Regret. It is powerful and can make you choose unwisely. There is regret and bad choices aplenty in this modern age Bedford Falls like locale where Nora Seed finds herself at The loosest of ends before finding herself back with her grade school librarian looking for just the right life.
Of course, you may know where that journey ends but author Matt Haig in The Midnight Library. has created some realistic scenarios that Nora has to work herself through before coming to the ultimate realization at the end.
This book is probably on the cusp of teen lit but it is good for anybody who has honestly asked the question What If?
To pair with this novel, I would suggest going to your local bottle shop and randomly picking beers. That way you can see how a throw at the dartboard of life changes how you enjoy the book. Or, find a dark as midnight stout and curl up next to a New Years fireplace.
There are a lot of moments in beer history that most of us beer fans don’t know about because either they happened to one of the giants or was before craft beer took off.
Allyson Brantley has found one such moment and written about it in, Brewing a Boycott: How a Grassroots Coalition Fought Coors & Remade American Consumer Activism.
I had never heard of the Coors Boycott and it sounds fascinating as tensions between a big company vs. Latinx, labor, gay and lesbian, Black, feminist, environmentalist, indigenous, and student activists who joined forces to oppose the Colorado company.
Side note, Brantley is LA based so you would be supporting a local by buying the book!
Sadly, this one comes out from University of North Carolina Press in spring 2021.
Want to get a historical and business look at a famous beer city? Well, the Irish expat writer Eoghan Walsh deep dives into the full Brussels scene in his new book, Brussels Beer City.
Here is the elevator pitch, “For the first time in English, award-winning writer Eoghan Walsh brings to life in this collection of stories the family dynasties, the brewers, the activists – and the stories behind them – that have made Brussels a world capital of beer and brewing.“
There has been a surge in beer books focused on pilsners and lager this year and writer Melissa Cole adds to the bounty with a book that covers the span of the beer style in The Little Book of Lager

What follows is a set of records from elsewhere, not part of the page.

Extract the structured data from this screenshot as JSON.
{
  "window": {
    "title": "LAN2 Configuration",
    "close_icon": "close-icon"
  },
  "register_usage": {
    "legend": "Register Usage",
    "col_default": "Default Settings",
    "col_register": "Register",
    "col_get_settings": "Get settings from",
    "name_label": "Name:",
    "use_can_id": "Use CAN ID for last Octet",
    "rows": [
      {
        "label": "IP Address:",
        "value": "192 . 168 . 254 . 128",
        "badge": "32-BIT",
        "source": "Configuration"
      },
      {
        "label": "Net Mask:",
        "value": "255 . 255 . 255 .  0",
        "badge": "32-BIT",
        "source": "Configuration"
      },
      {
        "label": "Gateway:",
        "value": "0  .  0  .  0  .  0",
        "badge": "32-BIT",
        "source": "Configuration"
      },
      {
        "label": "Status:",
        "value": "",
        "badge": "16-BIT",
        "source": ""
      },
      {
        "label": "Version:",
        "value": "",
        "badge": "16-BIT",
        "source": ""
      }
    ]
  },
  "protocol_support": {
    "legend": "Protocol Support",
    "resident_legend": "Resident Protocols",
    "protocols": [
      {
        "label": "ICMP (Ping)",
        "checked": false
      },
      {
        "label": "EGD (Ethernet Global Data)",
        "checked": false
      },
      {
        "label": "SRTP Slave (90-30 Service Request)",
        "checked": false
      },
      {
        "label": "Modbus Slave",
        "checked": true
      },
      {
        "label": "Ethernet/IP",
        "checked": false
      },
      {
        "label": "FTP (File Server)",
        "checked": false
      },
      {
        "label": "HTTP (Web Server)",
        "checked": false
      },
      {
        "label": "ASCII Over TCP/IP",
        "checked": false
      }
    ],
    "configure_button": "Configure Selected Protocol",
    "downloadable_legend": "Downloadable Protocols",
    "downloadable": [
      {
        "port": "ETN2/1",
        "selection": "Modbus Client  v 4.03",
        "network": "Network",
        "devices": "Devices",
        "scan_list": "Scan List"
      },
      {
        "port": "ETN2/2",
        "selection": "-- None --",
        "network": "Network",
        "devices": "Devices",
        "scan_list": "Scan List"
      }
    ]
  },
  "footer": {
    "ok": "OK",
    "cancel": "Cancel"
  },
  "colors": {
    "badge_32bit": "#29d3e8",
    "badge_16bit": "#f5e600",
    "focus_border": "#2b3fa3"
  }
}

Might be a touch late for this Christmas but you can always go the route of wrapping a photo instead, maybe along with a bottle of lager.

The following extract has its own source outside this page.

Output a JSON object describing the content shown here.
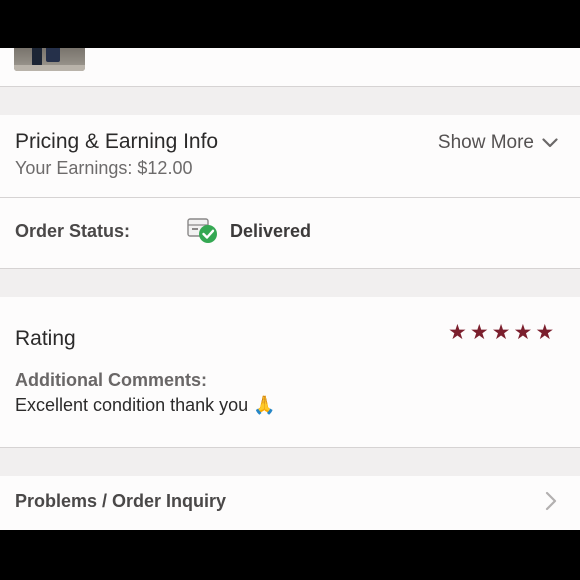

One of the good things to come of 2020 is that Pete Brown wrote two books! The second is all about branding. Beer by Design talks about design from the marketing and appreciation angle. That last part is key because you can have an effective design but it I should just a literal flash in the pan. The examples shown in the announcement post alone are really cool to look at. Put this on your Christmas list.

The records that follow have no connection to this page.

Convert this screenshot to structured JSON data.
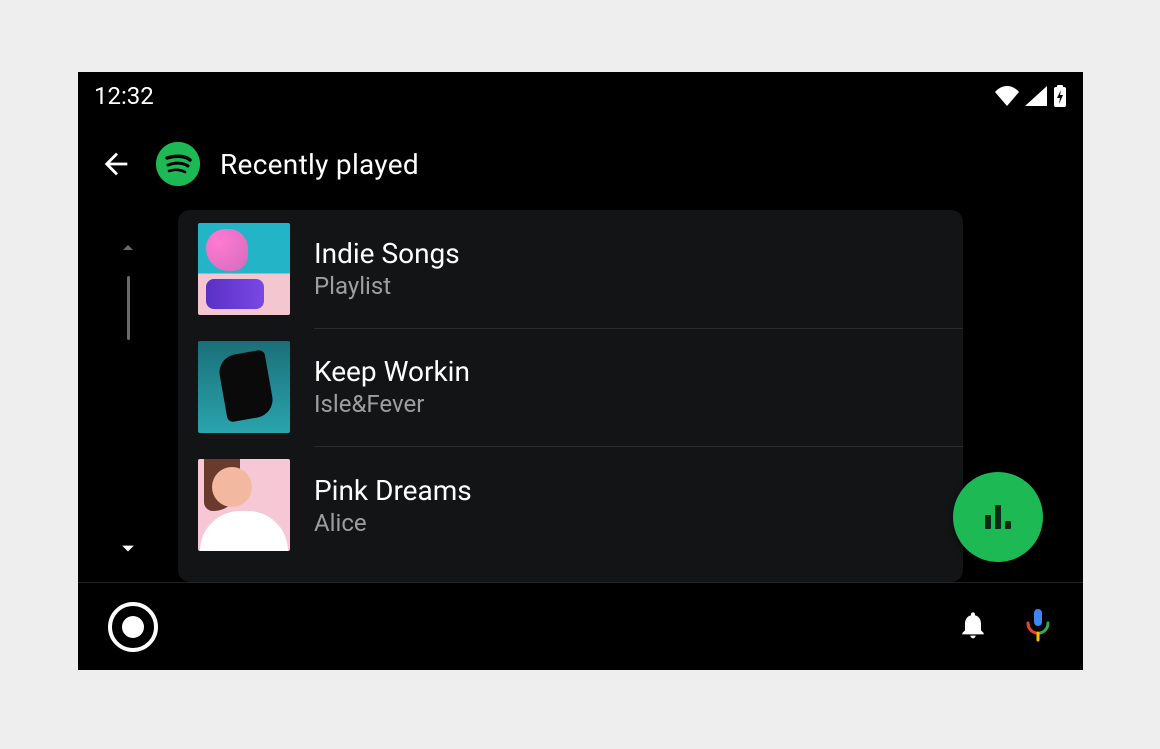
{
  "statusbar": {
    "time": "12:32"
  },
  "header": {
    "title": "Recently played"
  },
  "items": [
    {
      "title": "Indie Songs",
      "subtitle": "Playlist"
    },
    {
      "title": "Keep Workin",
      "subtitle": "Isle&Fever"
    },
    {
      "title": "Pink Dreams",
      "subtitle": "Alice"
    }
  ]
}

History. Beer has plenty of it if you look behind the curtain of hops. Kenneth Helphand has compiled some really cool photographs including some Dorothea Lange ones in his book about the hop world way, way back in the day.
This is a specific book. You are not going to get what varietals were made or even much talk about the end product. This is first and foremost a curated set of photos of the people in the hop fields. You also get recollections from people who went picking and from newspaper mentions as well. It does lead to a certain sameness. A group of people in front of a row of hops or surrounding a barrel filled with the days pick. But then you look a little closer and you see Chinese faces, Native American faces, recent immigrant faces.
You see, the everyday racist slights in the advertisements for workers. Or a YWCA camp set- up as a safe haven for women working the fields. You also get a glimpse into camp life with dances, movies, company store and living in tents until the harvest is complete.
It also leads me to want a similar book but of the current hop season. Let’s see the faces who grow and pick and bale our hops now.
Also, love to see my last name in a book…even if he is just standing around